The Ouch Is Back—Why the Flu Shot Is Now Your Only Option

When the FluMist spray was introduced in 2003, the medical community rejoiced, hoping the nasal spray which became available in place of the annual flu shot would induce more people to get protected. Parents were happy, too, in being able to dodge the tears from their little ones. Unfortunately, the Centers for Disease Control has decided that FluMist cannot be used for this upcoming flu season because it is ineffective. First licensed by the FDA in 2003, FluMist contained a weakened, live flu virus. The injection uses an inactivated virus. Early clinical trials seemed to show that the spray worked as well as or better than the shot, which led an estimated 20 million people to opt for FluMist last year. In June of this year, however, the CDC released a study which showed that the nasal spray was effective only three percent of the time in children from two to 17 years of age during the 2015-2016 flu season. By contrast, the flu shot last winter was effective 49 percent of the time in adults and 63 percent in children. FluMist’s effectiveness rate seemed to plummet in 2013 when makers of the spray switched from including three strains of live virus (a trivalent) to four (a quadrivalent), although no one seems to be able to say how that impacted efficacy. The bottom line is, it’s not an option for the 2016-2017 flu season. Keep in mind that the influenza virus kills thousands of people each year, so the flu shot is strongly recommended. Thus, the concierge physicians here at MD 2.0 Jupiter want to offer a few tips on how to make it a little less ouch-inducing for our clients. 1. Distraction seems to work best, not only for children but for adults, as well. Don’t look at the needle. Check out your smart phone, daydream about your next vacation, replay Sunday’s game in your head. Have your kids blow bubbles, play with a toy, eat a cookie (and don’t make a big thing out of getting a shot—treat it casually in front of them). 2. For fearful or pain-sensitive adults and children, let us know. We can administer a local anesthetic cream to the skin prior to the injection. 3. Hold your breath before and during the injection. This increases blood pressure which helps to decrease pain sensitivity. 4. Relax your muscles as much as possible before receiving the shot. Tensing up causes more pain both during and after the injection. 5. Apply either ice or a warm compress (try both to see which works best for you) to the site after the injection, and be sure to use your arm as much as possible in the ensuing hours to increase circulation. 6. If soreness persists after three days, call us! That’s why we’re here!
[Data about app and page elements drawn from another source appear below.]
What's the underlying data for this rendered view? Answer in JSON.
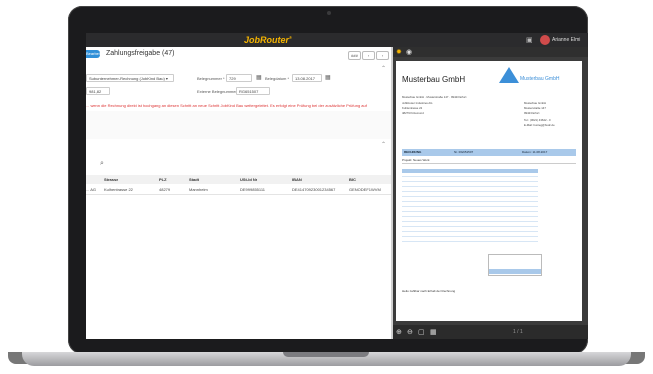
{
  "app": {
    "logo": "JobRouter",
    "user_name": "Arianne Elmi"
  },
  "left_panel": {
    "step_label": "Bearbeiten",
    "title": "Zahlungsfreigabe (47)",
    "buttons": [
      "### ",
      "‹",
      "›"
    ],
    "form": {
      "type_select": "Subunternehmer-Rechnung (JobKind Bau) ▾",
      "amount": "981,82",
      "belegnummer_label": "Belegnummer *",
      "belegnummer_value": "729",
      "belegdatum_label": "Belegdatum *",
      "belegdatum_value": "13.08.2017",
      "extern_label": "Externe Belegnummer",
      "extern_value": "RG651507"
    },
    "warning": "... wenn die Rechnung direkt ist hochgang an diesen Schritt an neue Schritt JobKind Bau weitergeleitet. Es erfolgt eine Prüfung bei der zusätzliche Prüfung auf",
    "table": {
      "headers": [
        "",
        "Strasse",
        "PLZ",
        "Stadt",
        "USt-Id Nr",
        "IBAN",
        "BIC"
      ],
      "rows": [
        [
          "... AG",
          "Kulhentrasse 22",
          "48279",
          "Mannheim",
          "DE999855111",
          "DE41470923001234567",
          "GENODEF1WVM"
        ]
      ]
    }
  },
  "viewer": {
    "invoice": {
      "title": "Musterbau GmbH",
      "brand": "Musterbau GmbH",
      "sender": "Musterbau GmbH · Musterstraße 147 · 99423 Erfurt",
      "recipient": [
        "JobRouter Industries AG",
        "Kuhlentrasse 22",
        "48279 Kitzemond"
      ],
      "company": [
        "Musterbau GmbH",
        "Musterstraße 147",
        "99423 Erfurt"
      ],
      "contact": [
        "Tel.: (0621) 43642 - 0",
        "E-Mail: bunteg@bsdc.de"
      ],
      "band_label": "RECHNUNG",
      "band_number": "Nr. RG651507",
      "band_date": "Datum: 11.08.2017",
      "project": "Projekt: Neues Werk",
      "greeting": "Heilo zahlbar nach Erhalt der Rechnung"
    },
    "page_indicator": "1 / 1"
  }
}
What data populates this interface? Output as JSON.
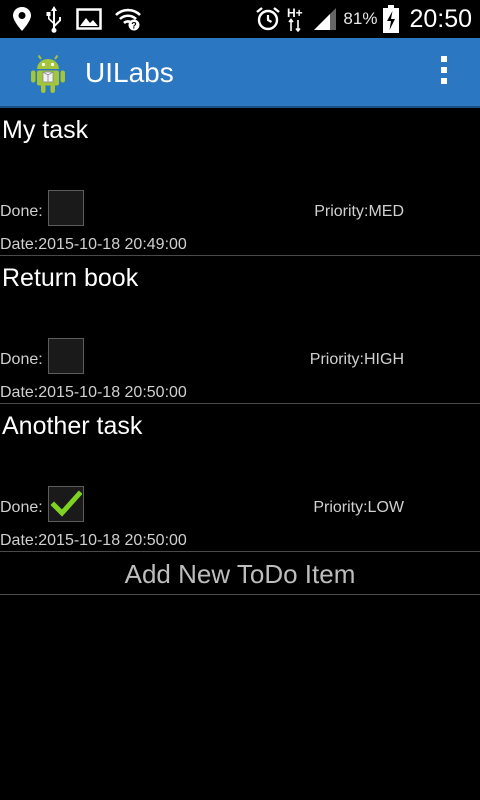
{
  "status_bar": {
    "battery_percent": "81%",
    "time": "20:50",
    "network": "H+",
    "icons": [
      "location-icon",
      "usb-icon",
      "image-icon",
      "wifi-icon",
      "alarm-icon",
      "signal-icon",
      "battery-charging-icon"
    ]
  },
  "action_bar": {
    "title": "UILabs",
    "color": "#2c77c2"
  },
  "todos": [
    {
      "title": "My task",
      "done_label": "Done:",
      "done": false,
      "priority": "Priority:MED",
      "date": "Date:2015-10-18 20:49:00"
    },
    {
      "title": "Return book",
      "done_label": "Done:",
      "done": false,
      "priority": "Priority:HIGH",
      "date": "Date:2015-10-18 20:50:00"
    },
    {
      "title": "Another task",
      "done_label": "Done:",
      "done": true,
      "priority": "Priority:LOW",
      "date": "Date:2015-10-18 20:50:00"
    }
  ],
  "footer": {
    "add_label": "Add New ToDo Item"
  }
}
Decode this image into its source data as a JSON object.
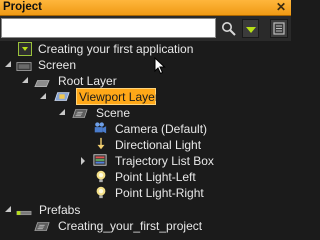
{
  "window": {
    "title": "Project"
  },
  "search": {
    "value": "",
    "placeholder": ""
  },
  "colors": {
    "accent": "#ffa818",
    "filter": "#b7e016"
  },
  "tree": {
    "hint": "Creating your first application",
    "screen": "Screen",
    "root_layer": "Root Layer",
    "viewport_layer": "Viewport Layer",
    "scene": "Scene",
    "camera": "Camera (Default)",
    "directional_light": "Directional Light",
    "trajectory_list_box": "Trajectory List Box",
    "point_light_left": "Point Light-Left",
    "point_light_right": "Point Light-Right",
    "prefabs": "Prefabs",
    "project_prefab": "Creating_your_first_project"
  }
}
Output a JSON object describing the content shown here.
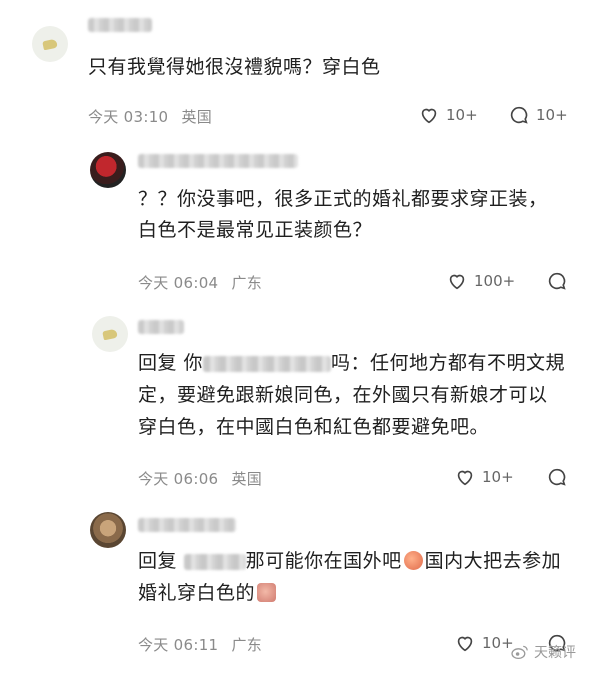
{
  "comments": [
    {
      "text": "只有我覺得她很沒禮貌嗎？穿白色",
      "time": "今天 03:10",
      "location": "英国",
      "likes": "10+",
      "replies": "10+"
    },
    {
      "text_line1": "？？你没事吧，很多正式的婚礼都要求穿正装，",
      "text_line2": "白色不是最常见正装颜色？",
      "time": "今天 06:04",
      "location": "广东",
      "likes": "100+"
    },
    {
      "reply_prefix": "回复 你",
      "text_suffix": "吗：任何地方都有不明文規",
      "text_line2": "定，要避免跟新娘同色，在外國只有新娘才可以",
      "text_line3": "穿白色，在中國白色和紅色都要避免吧。",
      "time": "今天 06:06",
      "location": "英国",
      "likes": "10+"
    },
    {
      "reply_prefix": "回复",
      "text_part1": "那可能你在国外吧",
      "text_part2": "国内大把去参加",
      "text_line2": "婚礼穿白色的",
      "time": "今天 06:11",
      "location": "广东",
      "likes": "10+"
    }
  ],
  "watermark": "天籁评"
}
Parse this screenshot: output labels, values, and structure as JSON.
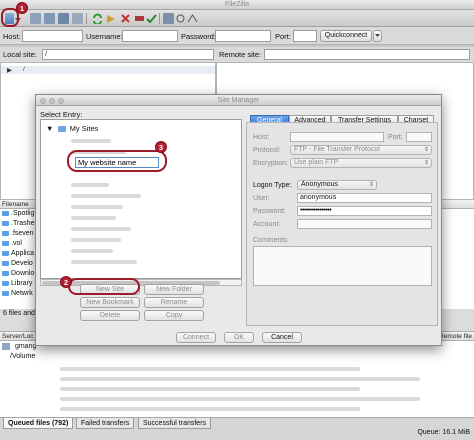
{
  "window": {
    "title": "FileZilla"
  },
  "quickconnect": {
    "host_label": "Host:",
    "username_label": "Username:",
    "password_label": "Password:",
    "port_label": "Port:",
    "button_label": "Quickconnect"
  },
  "local": {
    "label": "Local site:",
    "path": "/",
    "tree_root": "/",
    "header": "Filename",
    "files": [
      ".Spotlig",
      ".Trashe",
      ".fseven",
      ".vol",
      "Applica",
      "Develo",
      "Downlo",
      "Library",
      "Netwrk"
    ],
    "status": "6 files and"
  },
  "remote": {
    "label": "Remote site:"
  },
  "queue": {
    "header_left": "Server/Loc",
    "header_right": "Remote file",
    "rows": [
      "gmang",
      "/Volume"
    ],
    "tabs": [
      "Queued files (792)",
      "Failed transfers",
      "Successful transfers"
    ],
    "status": "Queue: 16.1 MiB"
  },
  "site_manager": {
    "title": "Site Manager",
    "select_entry_label": "Select Entry:",
    "root_folder": "My Sites",
    "new_site_name": "My website name",
    "buttons": {
      "new_site": "New Site",
      "new_folder": "New Folder",
      "new_bookmark": "New Bookmark",
      "rename": "Rename",
      "delete": "Delete",
      "copy": "Copy",
      "connect": "Connect",
      "ok": "OK",
      "cancel": "Cancel"
    },
    "tabs": [
      "General",
      "Advanced",
      "Transfer Settings",
      "Charset"
    ],
    "general": {
      "host_label": "Host:",
      "port_label": "Port:",
      "protocol_label": "Protocol:",
      "protocol_value": "FTP - File Transfer Protocol",
      "encryption_label": "Encryption:",
      "encryption_value": "Use plain FTP",
      "logon_type_label": "Logon Type:",
      "logon_type_value": "Anonymous",
      "user_label": "User:",
      "user_value": "anonymous",
      "password_label": "Password:",
      "password_value": "••••••••••••••••",
      "account_label": "Account:",
      "comments_label": "Comments:"
    }
  },
  "callouts": {
    "step1": "1",
    "step2": "2",
    "step3": "3"
  },
  "colors": {
    "accent_tab": "#3b78d0",
    "callout_red": "#9c1a2a",
    "folder_blue": "#5aa0e6"
  }
}
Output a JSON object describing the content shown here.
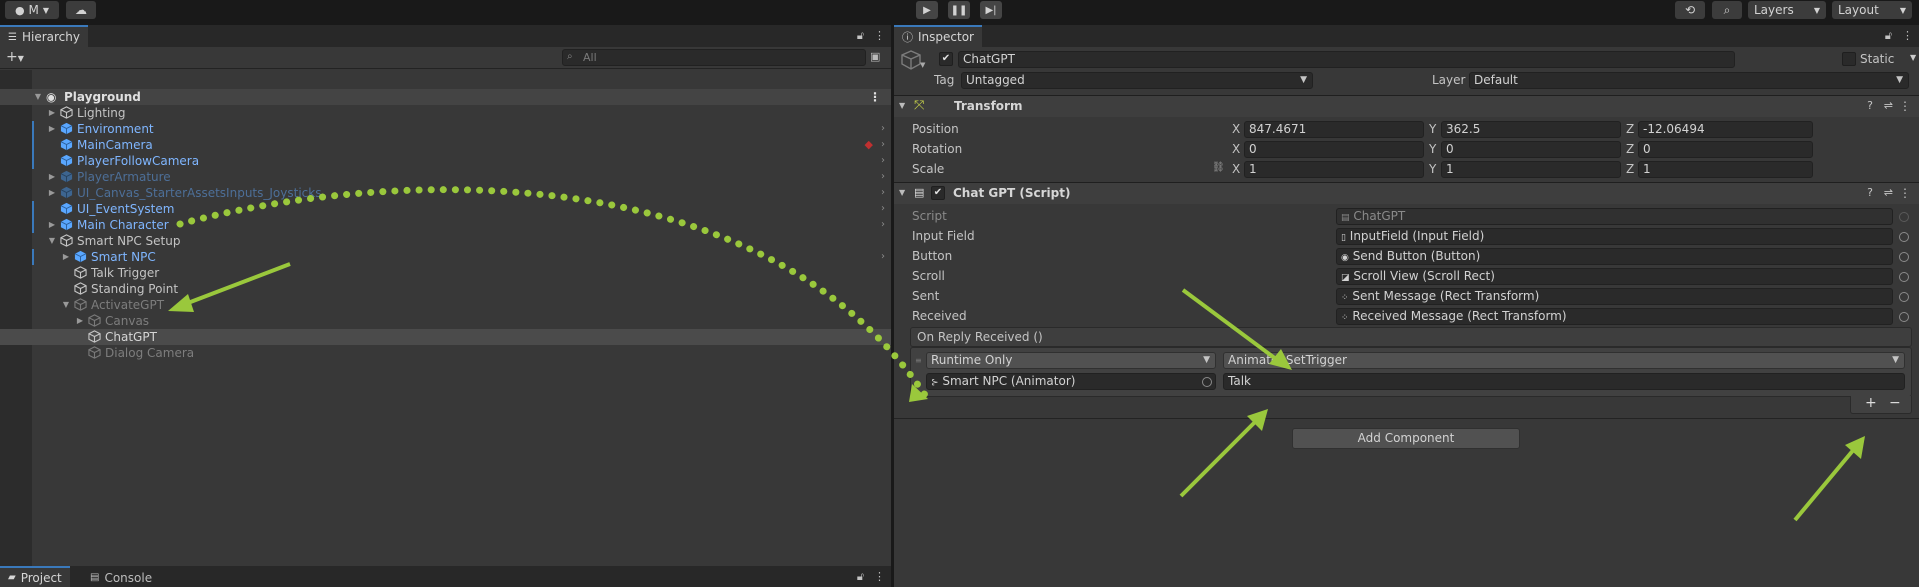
{
  "toolbar": {
    "account_label": "M",
    "layers_label": "Layers",
    "layout_label": "Layout"
  },
  "hierarchy": {
    "tab_label": "Hierarchy",
    "search_placeholder": "All",
    "scene_name": "Playground",
    "items": [
      {
        "label": "Lighting"
      },
      {
        "label": "Environment"
      },
      {
        "label": "MainCamera"
      },
      {
        "label": "PlayerFollowCamera"
      },
      {
        "label": "PlayerArmature"
      },
      {
        "label": "UI_Canvas_StarterAssetsInputs_Joysticks"
      },
      {
        "label": "UI_EventSystem"
      },
      {
        "label": "Main Character"
      },
      {
        "label": "Smart NPC Setup"
      },
      {
        "label": "Smart NPC"
      },
      {
        "label": "Talk Trigger"
      },
      {
        "label": "Standing Point"
      },
      {
        "label": "ActivateGPT"
      },
      {
        "label": "Canvas"
      },
      {
        "label": "ChatGPT"
      },
      {
        "label": "Dialog Camera"
      }
    ]
  },
  "bottom_tabs": {
    "project_label": "Project",
    "console_label": "Console"
  },
  "inspector": {
    "tab_label": "Inspector",
    "object_name": "ChatGPT",
    "static_label": "Static",
    "tag_label": "Tag",
    "tag_value": "Untagged",
    "layer_label": "Layer",
    "layer_value": "Default",
    "transform": {
      "title": "Transform",
      "position_label": "Position",
      "rotation_label": "Rotation",
      "scale_label": "Scale",
      "axis_x": "X",
      "axis_y": "Y",
      "axis_z": "Z",
      "position": [
        "847.4671",
        "362.5",
        "-12.06494"
      ],
      "rotation": [
        "0",
        "0",
        "0"
      ],
      "scale": [
        "1",
        "1",
        "1"
      ]
    },
    "script_component": {
      "title": "Chat GPT (Script)",
      "script_label": "Script",
      "script_value": "ChatGPT",
      "input_field_label": "Input Field",
      "input_field_value": "InputField (Input Field)",
      "button_label": "Button",
      "button_value": "Send Button (Button)",
      "scroll_label": "Scroll",
      "scroll_value": "Scroll View (Scroll Rect)",
      "sent_label": "Sent",
      "sent_value": "Sent Message (Rect Transform)",
      "received_label": "Received",
      "received_value": "Received Message (Rect Transform)",
      "event_title": "On Reply Received ()",
      "event_mode": "Runtime Only",
      "event_function": "Animator.SetTrigger",
      "event_target": "Smart NPC (Animator)",
      "event_argument": "Talk",
      "add_symbol": "+",
      "remove_symbol": "−"
    },
    "add_component_label": "Add Component"
  },
  "colors": {
    "accent": "#3a79bb",
    "arrow": "#9ac83c",
    "prefab_blue": "#7fb6ff"
  }
}
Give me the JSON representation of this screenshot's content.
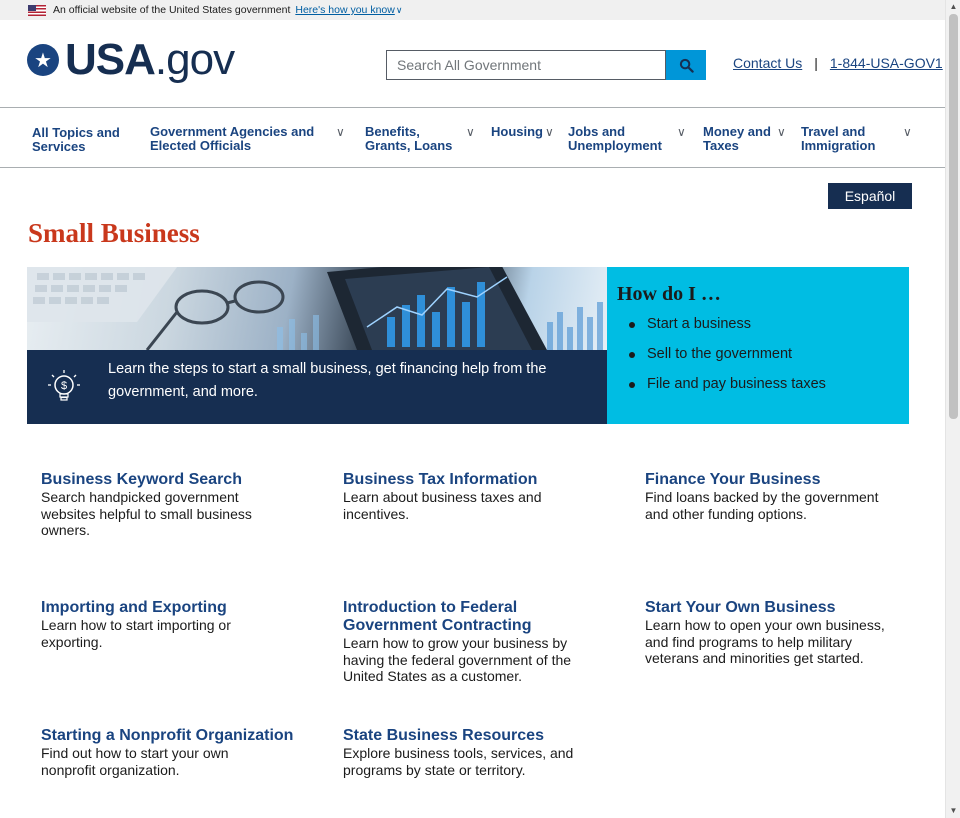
{
  "gov_banner": {
    "text": "An official website of the United States government",
    "link": "Here's how you know",
    "chevron_icon": "chevron-down-icon"
  },
  "header": {
    "logo_main": "USA",
    "logo_suffix": ".gov",
    "logo_icon": "star-circle-icon",
    "search": {
      "placeholder": "Search All Government",
      "value": "",
      "icon": "search-icon"
    },
    "contact_us": "Contact Us",
    "separator": "|",
    "phone": "1-844-USA-GOV1"
  },
  "nav": {
    "items": [
      {
        "label_line1": "All Topics and",
        "label_line2": "Services",
        "has_dropdown": false
      },
      {
        "label_line1": "Government Agencies and",
        "label_line2": "Elected Officials",
        "has_dropdown": true
      },
      {
        "label_line1": "Benefits,",
        "label_line2": "Grants, Loans",
        "has_dropdown": true
      },
      {
        "label_line1": "Housing",
        "label_line2": "",
        "has_dropdown": true
      },
      {
        "label_line1": "Jobs and",
        "label_line2": "Unemployment",
        "has_dropdown": true
      },
      {
        "label_line1": "Money and",
        "label_line2": "Taxes",
        "has_dropdown": true
      },
      {
        "label_line1": "Travel and",
        "label_line2": "Immigration",
        "has_dropdown": true
      }
    ]
  },
  "main": {
    "espanol_label": "Español",
    "page_title": "Small Business",
    "hero": {
      "caption_line1": "Learn the steps to start a small business, get financing help from the",
      "caption_line2": "government, and more.",
      "icon": "lightbulb-dollar-icon"
    },
    "how_do_i": {
      "heading": "How do I …",
      "items": [
        "Start a business",
        "Sell to the government",
        "File and pay business taxes"
      ]
    },
    "cards": [
      {
        "title": "Business Keyword Search",
        "desc": "Search handpicked government websites helpful to small business owners."
      },
      {
        "title": "Business Tax Information",
        "desc": "Learn about business taxes and incentives."
      },
      {
        "title": "Finance Your Business",
        "desc": "Find loans backed by the government and other funding options."
      },
      {
        "title": "Importing and Exporting",
        "desc": "Learn how to start importing or exporting."
      },
      {
        "title": "Introduction to Federal Government Contracting",
        "desc": "Learn how to grow your business by having the federal government of the United States as a customer."
      },
      {
        "title": "Start Your Own Business",
        "desc": "Learn how to open your own business, and find programs to help military veterans and minorities get started."
      },
      {
        "title": "Starting a Nonprofit Organization",
        "desc": "Find out how to start your own nonprofit organization."
      },
      {
        "title": "State Business Resources",
        "desc": "Explore business tools, services, and programs by state or territory."
      }
    ]
  },
  "colors": {
    "title_red": "#c9381c",
    "navy": "#162e51",
    "link_blue": "#1a4480",
    "cyan": "#00bde3"
  }
}
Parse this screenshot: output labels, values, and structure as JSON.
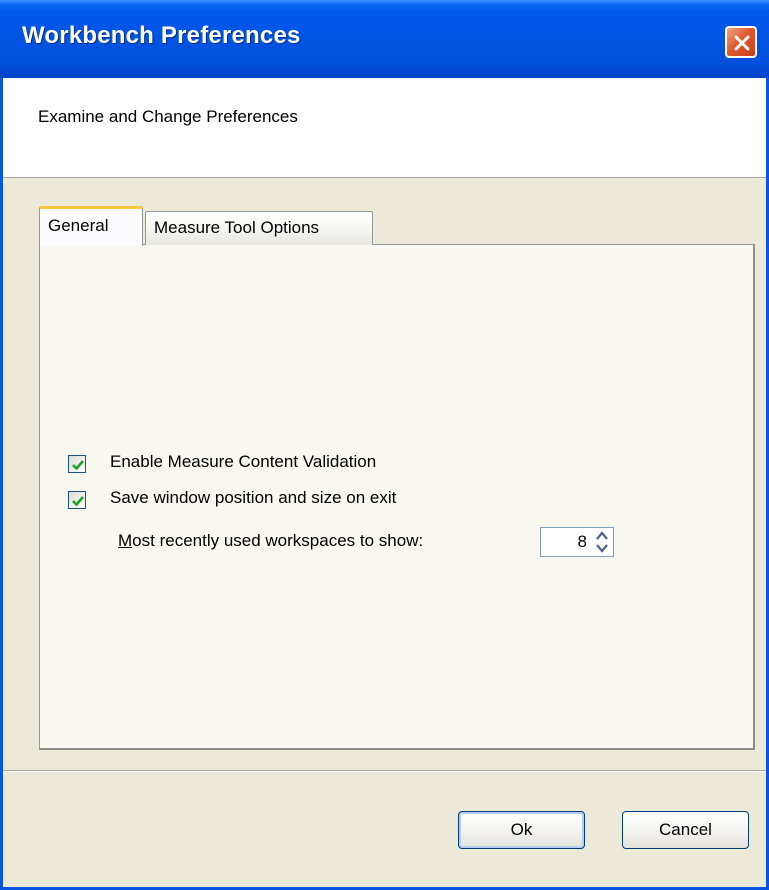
{
  "window": {
    "title": "Workbench Preferences",
    "header": "Examine and Change Preferences"
  },
  "tabs": [
    {
      "label": "General",
      "selected": true
    },
    {
      "label": "Measure Tool Options",
      "selected": false
    }
  ],
  "general": {
    "options": [
      {
        "label": "Enable Measure Content Validation",
        "checked": true
      },
      {
        "label": "Save window position and size on exit",
        "checked": true
      }
    ],
    "recent_workspaces": {
      "mnemonic": "M",
      "label_rest": "ost recently used workspaces to show:",
      "value": "8"
    }
  },
  "buttons": {
    "ok": "Ok",
    "cancel": "Cancel"
  },
  "colors": {
    "titlebar": "#0054e3",
    "window_bg": "#ece9d8",
    "check_green": "#21a121",
    "close_red": "#e2582e",
    "active_tab_highlight": "#ffc83c"
  },
  "icons": {
    "close": "close-icon",
    "checkmark": "checkmark-icon",
    "spin_up": "chevron-up-icon",
    "spin_down": "chevron-down-icon"
  }
}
Get Started Today With Personalized Medical Care

The best concierge medical care in South Florida. Contact us today!